Brown's Lake

Brown's Lake

Sherborne Castle

Sherborne Castle


There are actually two castles here, the 'Old' Castle and the 'New' Castle. Old Sherborne Castle’ was built in the early 12th century as the fortified palace for Roger de Caen, Bishop of Salisbury who was also the Chancellor of England. He served as Chancellor to King Henry I, but after Henry’s death there were great conflicts as to the ownership of the castle, it was seized for the crown before finally being repurchased by the church who kept it until the late 16th century. Queen Elizabeth persuaded the church to relinquish the estate to the Crown in 1592 after Sir Walter Raleigh fell in love it and petitioned her to acquire it for him. The castle was leased for 99 years to Sir Walter but he decided that the old castle did not meet his needs so he built a new home ‘Sherborne Lodge’ on the south side of the lake in the deer park. The castle was used for the last time during the civil war when it was twice held for the King, on the second occasion it managed to hold out for over two weeks against General Fairfax. Finally, in the following year the castle’s defenses were partially dismantled to prevent further use and it was left abandoned.


After passing through Sherborne on the way to Plymouth, Sir Walter Raleigh fell in love with the castle, and Queen Elizabeth relinquished the estate, leasing it to Raleigh in 1592. Rather than refurbish the old castle, Raleigh decided to construct a new lodging for temporary visits, in the compact form for secondary habitations of the nobility and gentry, often architecturally sophisticated, that was known as a lodge. The new house, Sherborne Lodge, was a four-story, rectangular building completed in 1594. The antiquary John Aubrey remembered it as "a delicate Lodge in the park, of Brick, not big, but very convenient for its bignes, a place to retire from the Court in summer time, and to contemplate, etc." It had four polygonal corner turrets with angled masonry as if they were actually to serve for military defence, which Nicholas Cooper suggests "may be an obeisance to the old building". Its most progressive feature for its date was the entrance, disguised in one of the corner towers so as not to spoil the apparent symmetry of the facade, which was centred on a rectangular forecourt. The entrance vestibule also contained a winder stairwell and gave directly on the hall. During Raleigh's imprisonment in the Tower, King James leased the estate to Robert Carr and then sold it to Sir John Digby, 1st Earl of Bristol in 1617. In the 1620s, the Digby family, in order to suit the lodge to a more permanent seat, added four wings to the house in an architectural style similar to the original, retaining the original corner towers.

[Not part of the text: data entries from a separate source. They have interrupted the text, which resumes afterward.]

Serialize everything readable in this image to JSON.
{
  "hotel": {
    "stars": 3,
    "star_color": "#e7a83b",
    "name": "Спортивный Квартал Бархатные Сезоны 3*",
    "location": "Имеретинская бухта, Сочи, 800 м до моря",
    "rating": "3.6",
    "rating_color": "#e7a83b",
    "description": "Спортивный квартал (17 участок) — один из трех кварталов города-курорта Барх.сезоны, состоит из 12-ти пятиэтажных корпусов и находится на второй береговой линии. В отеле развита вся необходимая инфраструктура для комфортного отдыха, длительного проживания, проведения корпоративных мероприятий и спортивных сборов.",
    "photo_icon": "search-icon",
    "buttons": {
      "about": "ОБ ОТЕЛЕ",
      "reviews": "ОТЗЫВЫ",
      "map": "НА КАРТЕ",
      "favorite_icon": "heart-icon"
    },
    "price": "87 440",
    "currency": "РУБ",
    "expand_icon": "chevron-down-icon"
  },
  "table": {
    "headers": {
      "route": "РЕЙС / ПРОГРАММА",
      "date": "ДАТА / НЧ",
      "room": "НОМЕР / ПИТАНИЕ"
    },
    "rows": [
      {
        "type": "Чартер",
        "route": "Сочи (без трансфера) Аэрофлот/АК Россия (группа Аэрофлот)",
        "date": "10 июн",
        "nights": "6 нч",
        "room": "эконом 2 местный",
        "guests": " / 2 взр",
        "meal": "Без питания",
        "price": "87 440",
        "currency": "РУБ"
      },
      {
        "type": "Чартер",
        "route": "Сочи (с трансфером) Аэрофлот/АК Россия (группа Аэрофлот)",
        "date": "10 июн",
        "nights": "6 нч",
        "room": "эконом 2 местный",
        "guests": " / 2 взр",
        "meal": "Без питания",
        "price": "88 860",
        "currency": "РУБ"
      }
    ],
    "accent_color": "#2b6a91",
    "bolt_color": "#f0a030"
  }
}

Through the early and mid-18th century William, 5th Lord Digby, who laid out the grounds praised by Alexander Pope, and his heirs Edward, 6th Lord Digby, who inherited in 1752, and Henry, 7th Lord, created Earl Digby, laid out the present castle gardens, including the 1753 lake designed by Capability Brown, which separates the old and new castles. The ruins of the old castle are part of the gardens, being conspicuous amongst the trees across the lake. King George III visited the house and gardens in 1789, shortly before awarding Henry Digby with a peerage. When Edward, 2nd and last Earl Digby died in 1856 the house was passed to the Wingfield Digby family. The house was modernised by the architect Philip Charles Hardwick. In the First World War the house was used by the Red Cross as a hospital and in the Second World War as the headquarters for the commandos involved in the D-Day landings. Castle viewing takes place over three floors, with four sets of stairs to encounter between the floors. New Castle: Only the ground floor is accessible to wheelchair/scooter users, however this floor does include some of our most notable rooms. There are resting chairs for visitors in most rooms. A photo slide show is running constantly on the ground floor to show portraits, furniture and porcelain on display in the inaccessible rooms. Assistance dogs are welcome. Old Castle. The site is wheelchair accessible (all surfaces are grassed). There are 15 steps to the Barbican. Carers admitted for free to both sites.


Location : Sherborne Castle, New Road, Sherborne, Dorset DT9 5NR

Transport: Sherborne (National Rail) 12 minutes. Bus Routes : First 57, 58 & 58A and Damory services 74, 216 & 368 or South West Coaches 34 & 42 stop at Sherborne.

Opening Times Old Castle: Daily 10:00 - 17:00; until 18:00 July/August.

Opening Times New Castle: Daily 10:00 - 17:00.

Tickets New Castle: Adults £11.00;  Children Free;  Seniors £10.00

Tickets Gardens Only: Adults £6.00;  Children Free;  Seniors £6.00

Tickets Old Castle: Adults £4.00;  Children £2.40;  Concessions £3.60

Tel: 01935 812072